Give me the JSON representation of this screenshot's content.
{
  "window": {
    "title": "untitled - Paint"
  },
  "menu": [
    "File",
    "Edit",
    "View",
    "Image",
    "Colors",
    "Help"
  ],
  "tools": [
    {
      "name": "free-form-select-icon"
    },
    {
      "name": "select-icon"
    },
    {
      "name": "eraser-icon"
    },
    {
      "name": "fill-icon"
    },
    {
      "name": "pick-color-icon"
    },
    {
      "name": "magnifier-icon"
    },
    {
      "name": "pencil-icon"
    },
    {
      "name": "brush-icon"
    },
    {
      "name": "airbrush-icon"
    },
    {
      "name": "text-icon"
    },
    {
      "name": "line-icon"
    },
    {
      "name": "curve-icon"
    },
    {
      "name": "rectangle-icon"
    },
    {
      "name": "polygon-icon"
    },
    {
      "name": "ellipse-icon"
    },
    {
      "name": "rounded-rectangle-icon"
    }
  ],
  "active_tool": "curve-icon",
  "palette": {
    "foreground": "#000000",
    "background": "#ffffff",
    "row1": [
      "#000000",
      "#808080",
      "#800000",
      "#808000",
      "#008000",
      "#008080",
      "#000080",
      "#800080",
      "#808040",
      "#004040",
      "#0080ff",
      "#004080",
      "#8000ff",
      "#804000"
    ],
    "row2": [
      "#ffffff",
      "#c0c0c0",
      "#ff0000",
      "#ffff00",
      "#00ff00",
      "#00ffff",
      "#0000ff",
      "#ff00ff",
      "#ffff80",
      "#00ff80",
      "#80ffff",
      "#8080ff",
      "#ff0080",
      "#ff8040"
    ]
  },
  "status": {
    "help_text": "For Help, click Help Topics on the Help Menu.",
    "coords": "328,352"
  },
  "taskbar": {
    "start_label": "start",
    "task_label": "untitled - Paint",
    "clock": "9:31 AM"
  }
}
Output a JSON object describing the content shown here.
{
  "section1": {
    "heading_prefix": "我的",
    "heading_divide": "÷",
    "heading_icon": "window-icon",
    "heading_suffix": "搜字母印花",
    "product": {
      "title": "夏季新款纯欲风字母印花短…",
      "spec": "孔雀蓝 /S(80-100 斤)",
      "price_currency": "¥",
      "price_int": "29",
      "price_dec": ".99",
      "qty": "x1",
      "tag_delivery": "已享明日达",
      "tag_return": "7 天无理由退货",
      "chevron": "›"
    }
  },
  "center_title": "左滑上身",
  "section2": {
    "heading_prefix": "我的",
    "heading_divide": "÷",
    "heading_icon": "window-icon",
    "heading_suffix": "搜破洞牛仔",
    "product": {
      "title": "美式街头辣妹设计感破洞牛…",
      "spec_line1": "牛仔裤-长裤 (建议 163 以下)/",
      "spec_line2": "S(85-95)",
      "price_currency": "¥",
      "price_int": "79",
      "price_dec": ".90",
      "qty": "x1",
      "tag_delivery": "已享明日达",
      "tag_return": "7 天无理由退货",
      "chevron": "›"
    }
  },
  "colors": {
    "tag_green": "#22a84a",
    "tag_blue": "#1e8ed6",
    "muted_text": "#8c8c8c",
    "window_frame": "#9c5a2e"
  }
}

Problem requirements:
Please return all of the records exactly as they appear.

Task response:
Give me the JSON representation of this screenshot's content.
{
  "window": {
    "title": "untitled - Paint"
  },
  "menu": [
    "File",
    "Edit",
    "View",
    "Image",
    "Colors",
    "Help"
  ],
  "tools": [
    {
      "name": "free-form-select-icon"
    },
    {
      "name": "select-icon"
    },
    {
      "name": "eraser-icon"
    },
    {
      "name": "fill-icon"
    },
    {
      "name": "pick-color-icon"
    },
    {
      "name": "magnifier-icon"
    },
    {
      "name": "pencil-icon"
    },
    {
      "name": "brush-icon"
    },
    {
      "name": "airbrush-icon"
    },
    {
      "name": "text-icon"
    },
    {
      "name": "line-icon"
    },
    {
      "name": "curve-icon"
    },
    {
      "name": "rectangle-icon"
    },
    {
      "name": "polygon-icon"
    },
    {
      "name": "ellipse-icon"
    },
    {
      "name": "rounded-rectangle-icon"
    }
  ],
  "active_tool": "curve-icon",
  "palette": {
    "foreground": "#000000",
    "background": "#ffffff",
    "row1": [
      "#000000",
      "#808080",
      "#800000",
      "#808000",
      "#008000",
      "#008080",
      "#000080",
      "#800080",
      "#808040",
      "#004040",
      "#0080ff",
      "#004080",
      "#8000ff",
      "#804000"
    ],
    "row2": [
      "#ffffff",
      "#c0c0c0",
      "#ff0000",
      "#ffff00",
      "#00ff00",
      "#00ffff",
      "#0000ff",
      "#ff00ff",
      "#ffff80",
      "#00ff80",
      "#80ffff",
      "#8080ff",
      "#ff0080",
      "#ff8040"
    ]
  },
  "status": {
    "help_text": "For Help, click Help Topics on the Help Menu.",
    "coords": "328,352"
  },
  "taskbar": {
    "start_label": "start",
    "task_label": "untitled - Paint",
    "clock": "9:31 AM"
  }
}
Output a JSON object describing the content shown here.
{
  "section1": {
    "heading_prefix": "我的",
    "heading_divide": "÷",
    "heading_icon": "window-icon",
    "heading_suffix": "搜字母印花",
    "product": {
      "title": "夏季新款纯欲风字母印花短…",
      "spec": "孔雀蓝 /S(80-100 斤)",
      "price_currency": "¥",
      "price_int": "29",
      "price_dec": ".99",
      "qty": "x1",
      "tag_delivery": "已享明日达",
      "tag_return": "7 天无理由退货",
      "chevron": "›"
    }
  },
  "center_title": "左滑上身",
  "section2": {
    "heading_prefix": "我的",
    "heading_divide": "÷",
    "heading_icon": "window-icon",
    "heading_suffix": "搜破洞牛仔",
    "product": {
      "title": "美式街头辣妹设计感破洞牛…",
      "spec_line1": "牛仔裤-长裤 (建议 163 以下)/",
      "spec_line2": "S(85-95)",
      "price_currency": "¥",
      "price_int": "79",
      "price_dec": ".90",
      "qty": "x1",
      "tag_delivery": "已享明日达",
      "tag_return": "7 天无理由退货",
      "chevron": "›"
    }
  },
  "colors": {
    "tag_green": "#22a84a",
    "tag_blue": "#1e8ed6",
    "muted_text": "#8c8c8c",
    "window_frame": "#9c5a2e"
  }
}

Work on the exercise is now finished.